Campbell's senior season in Hartselle turned out to be a memorable one, as Morgan County completed a 9-1 season and hosted the Cullman Bearcats in the first round of the state playoffs.
"Back then, you had to be good to get in the playoffs," Campbell said. "You didn't have fourth place teams in a region getting in like today.
"We lost to Cullman, which was a heartbreaking game. We had beaten them in the regular season, but we just didn't get it done the second time around."
Campbell, who was a T-formation quarterback at MCHS, went to Auburn the following season to run the Veer offense under Tiger head coach Doug Barfield.
Things soon changed when shortly after his freshman season, Barfield was let go and Pat Dye was hired. Dye installed the wishbone offense at Auburn and the Tigers' fortunes quickly turned.
Following a 5-6 season in 1981, the Tigers went 8-3 in Campbell's first year as starting quarterback.
Auburn then faced Boston College in the Tangerine Bowl. The game would provide Campbell with one of the fondest memories of his playing career.
"Boston College had Doug Flutie and we had Bo Jackson," Campbell said. "Two Heisman trophy winners played in that game, but I was named MVP.
"That's the best game passing I ever had. Having 177 yards in the air is a lot for a wishbone quarterback to have. I guess that's why they chose me MVP."

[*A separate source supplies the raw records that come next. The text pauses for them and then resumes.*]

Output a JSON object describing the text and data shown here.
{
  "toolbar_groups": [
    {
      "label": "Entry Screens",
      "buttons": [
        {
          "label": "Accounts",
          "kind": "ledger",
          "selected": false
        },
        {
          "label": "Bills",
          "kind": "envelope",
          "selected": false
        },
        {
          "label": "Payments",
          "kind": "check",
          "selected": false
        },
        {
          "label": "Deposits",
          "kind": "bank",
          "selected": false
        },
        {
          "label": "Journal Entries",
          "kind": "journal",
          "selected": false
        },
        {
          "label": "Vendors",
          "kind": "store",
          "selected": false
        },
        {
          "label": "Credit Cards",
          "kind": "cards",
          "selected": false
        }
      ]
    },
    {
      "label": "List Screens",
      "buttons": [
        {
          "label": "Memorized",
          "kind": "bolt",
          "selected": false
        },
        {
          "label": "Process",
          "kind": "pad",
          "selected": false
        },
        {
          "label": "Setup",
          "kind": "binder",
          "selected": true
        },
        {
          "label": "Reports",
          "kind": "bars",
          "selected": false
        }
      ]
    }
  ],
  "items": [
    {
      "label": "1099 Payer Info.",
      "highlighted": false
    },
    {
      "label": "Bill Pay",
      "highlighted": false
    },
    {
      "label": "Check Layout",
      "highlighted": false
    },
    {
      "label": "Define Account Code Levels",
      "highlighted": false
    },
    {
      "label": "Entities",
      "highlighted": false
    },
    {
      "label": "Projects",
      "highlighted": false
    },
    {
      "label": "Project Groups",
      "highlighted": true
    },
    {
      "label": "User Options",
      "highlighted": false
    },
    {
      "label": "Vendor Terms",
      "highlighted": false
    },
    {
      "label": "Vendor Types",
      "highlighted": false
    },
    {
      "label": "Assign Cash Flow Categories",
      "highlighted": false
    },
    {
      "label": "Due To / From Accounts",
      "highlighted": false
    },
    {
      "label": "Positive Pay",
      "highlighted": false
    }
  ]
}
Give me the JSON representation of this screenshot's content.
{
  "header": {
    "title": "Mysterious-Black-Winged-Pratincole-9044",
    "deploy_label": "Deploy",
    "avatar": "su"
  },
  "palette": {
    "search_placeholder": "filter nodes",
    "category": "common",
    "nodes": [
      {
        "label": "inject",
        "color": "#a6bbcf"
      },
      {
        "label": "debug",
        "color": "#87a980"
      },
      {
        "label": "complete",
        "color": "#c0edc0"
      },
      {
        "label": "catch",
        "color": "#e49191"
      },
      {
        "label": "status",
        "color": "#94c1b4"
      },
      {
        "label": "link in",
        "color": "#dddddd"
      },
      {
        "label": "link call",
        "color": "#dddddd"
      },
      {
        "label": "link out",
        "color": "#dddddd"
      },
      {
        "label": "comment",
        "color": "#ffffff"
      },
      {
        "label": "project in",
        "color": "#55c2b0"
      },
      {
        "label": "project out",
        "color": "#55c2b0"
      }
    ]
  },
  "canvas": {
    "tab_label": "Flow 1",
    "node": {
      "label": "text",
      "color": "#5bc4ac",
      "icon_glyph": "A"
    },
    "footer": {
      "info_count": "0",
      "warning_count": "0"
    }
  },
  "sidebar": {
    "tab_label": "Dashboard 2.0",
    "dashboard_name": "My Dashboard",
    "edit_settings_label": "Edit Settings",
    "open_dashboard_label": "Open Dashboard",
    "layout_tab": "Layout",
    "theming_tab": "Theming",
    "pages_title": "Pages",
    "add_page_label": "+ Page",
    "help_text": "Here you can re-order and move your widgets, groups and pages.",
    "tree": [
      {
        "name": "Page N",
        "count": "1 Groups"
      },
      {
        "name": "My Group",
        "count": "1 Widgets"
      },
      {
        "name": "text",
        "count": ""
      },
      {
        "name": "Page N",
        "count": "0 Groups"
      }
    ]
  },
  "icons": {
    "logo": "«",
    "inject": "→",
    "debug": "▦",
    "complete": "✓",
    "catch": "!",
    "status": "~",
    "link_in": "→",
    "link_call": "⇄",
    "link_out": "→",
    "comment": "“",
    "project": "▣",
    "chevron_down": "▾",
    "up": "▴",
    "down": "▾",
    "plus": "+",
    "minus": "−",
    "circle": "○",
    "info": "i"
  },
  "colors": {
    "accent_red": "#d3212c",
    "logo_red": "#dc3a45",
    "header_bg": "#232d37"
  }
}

Campbell completed 10-of-17 passes to help the Tigers build a 33-10 lead before Boston College scored two late touchdowns to make the final 33-26. When the final polls were released that season, the Tigers were ranked No. 14.
Campbell and the Tigers would climb higher in the polls during his senior season of 1983. Auburn finished the regular season with a 10-1 record and a No. 3 ranking. Auburn was matched against No. 8 Michigan in the Sugar Bowl.
Auburn topped the Wolverines 9-7, meanwhile No.1 Nebraska and No. 2 Texas both lost their bowl games. Many Auburn supporters and players were hoping that the Tigers would be named National Champions the next day when the final polls were announced.
"I thought we had won the National Championship," Campbell said. "But Jack Crowe, my quarterback coach, told me not to get too excited. He said you never know about polls. He told me to just wait and see. But, when I went to bed that night, I was convinced we had won it."
Campbell's joy was dashed the next day when the Miami Hurricanes, who had defeated Nebraska 31-30 in the Orange Bowl, were ranked No. 1 in both of the final polls. Nebraska was No. 2 while the Tigers remained at No. 3.
"I really felt we were more deserving," Campbell said. "Miami lost to Florida 28-3 and we beat Florida 28-21.
"I was recently told that the NCAA researched it and we played a tougher schedule than Miami. I think it shows we deserved the title."
After college, Campbell coached at the University of North Alabama for five years, two of those seasons serving as the team's offensive coordinator. Campbell, who has been married to wife Nancy for 16 years, then changed careers when he went into his present profession of selling life insurance.
He returned to the eye of Auburn fans when he provided color commentary on Pay-per-View television broadcasts of Tigers' games from 1994-98.
Campbell, who compiled a 20-4 record as starting quarterback at Auburn, remains a popular speaker on the banquet circuit in Alabama.
"I like to tell football stories," Campbell said. "The fans seem to want to hear about the '83 team the most."
Campbell, who won both games he started against Alabama, was astounded on a recent radio interview. The number of callers who had fond memories of his playing days caught him by surprise.
"I thought there would be one or two callers and the segment would end," Campbell said. "I had no idea so many people would call in and want to talk to me."
The segment lasted an hour. But more remarkable to Campbell were the callers who remembered details of the 1983 season when the Tigers came so close to a national title.
"Auburn fans still have a lot of love for the '83 team," Campbell said. "But I'm realistic, I know the next time Auburn wins a national title, the '83 team will move a notch down in their hearts."